#### [Your goal]
Pick out the lines below that contain the string "title" and copy them all.

#### [Material supplied]

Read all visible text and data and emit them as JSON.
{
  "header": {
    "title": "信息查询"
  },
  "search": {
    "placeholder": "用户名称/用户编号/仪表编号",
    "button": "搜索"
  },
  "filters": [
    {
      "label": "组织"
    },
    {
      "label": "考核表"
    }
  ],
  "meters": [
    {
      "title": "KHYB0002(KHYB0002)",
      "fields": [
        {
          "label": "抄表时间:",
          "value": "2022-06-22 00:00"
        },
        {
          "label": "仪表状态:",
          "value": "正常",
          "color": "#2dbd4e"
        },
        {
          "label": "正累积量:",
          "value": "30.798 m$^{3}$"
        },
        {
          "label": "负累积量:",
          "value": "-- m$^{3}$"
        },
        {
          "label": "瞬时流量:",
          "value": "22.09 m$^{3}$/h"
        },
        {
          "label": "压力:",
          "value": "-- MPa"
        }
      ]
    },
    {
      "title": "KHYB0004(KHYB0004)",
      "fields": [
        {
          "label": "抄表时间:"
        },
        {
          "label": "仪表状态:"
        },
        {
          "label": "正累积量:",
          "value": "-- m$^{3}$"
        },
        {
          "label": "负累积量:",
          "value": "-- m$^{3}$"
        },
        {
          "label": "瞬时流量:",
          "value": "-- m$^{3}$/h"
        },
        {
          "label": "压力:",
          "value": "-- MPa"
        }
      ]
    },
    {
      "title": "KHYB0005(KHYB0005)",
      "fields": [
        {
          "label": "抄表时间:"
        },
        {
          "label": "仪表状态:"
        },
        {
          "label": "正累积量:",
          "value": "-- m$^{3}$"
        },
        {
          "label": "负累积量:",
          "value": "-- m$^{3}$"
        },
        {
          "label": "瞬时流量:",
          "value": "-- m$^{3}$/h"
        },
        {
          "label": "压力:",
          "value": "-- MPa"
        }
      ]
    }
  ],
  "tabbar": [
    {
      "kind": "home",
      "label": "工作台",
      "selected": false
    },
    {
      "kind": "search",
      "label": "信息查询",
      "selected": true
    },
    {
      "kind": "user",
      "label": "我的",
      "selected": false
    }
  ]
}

#### [Answer below]
    "title": "信息查询"
      "title": "KHYB0002(KHYB0002)",
      "title": "KHYB0004(KHYB0004)",
      "title": "KHYB0005(KHYB0005)",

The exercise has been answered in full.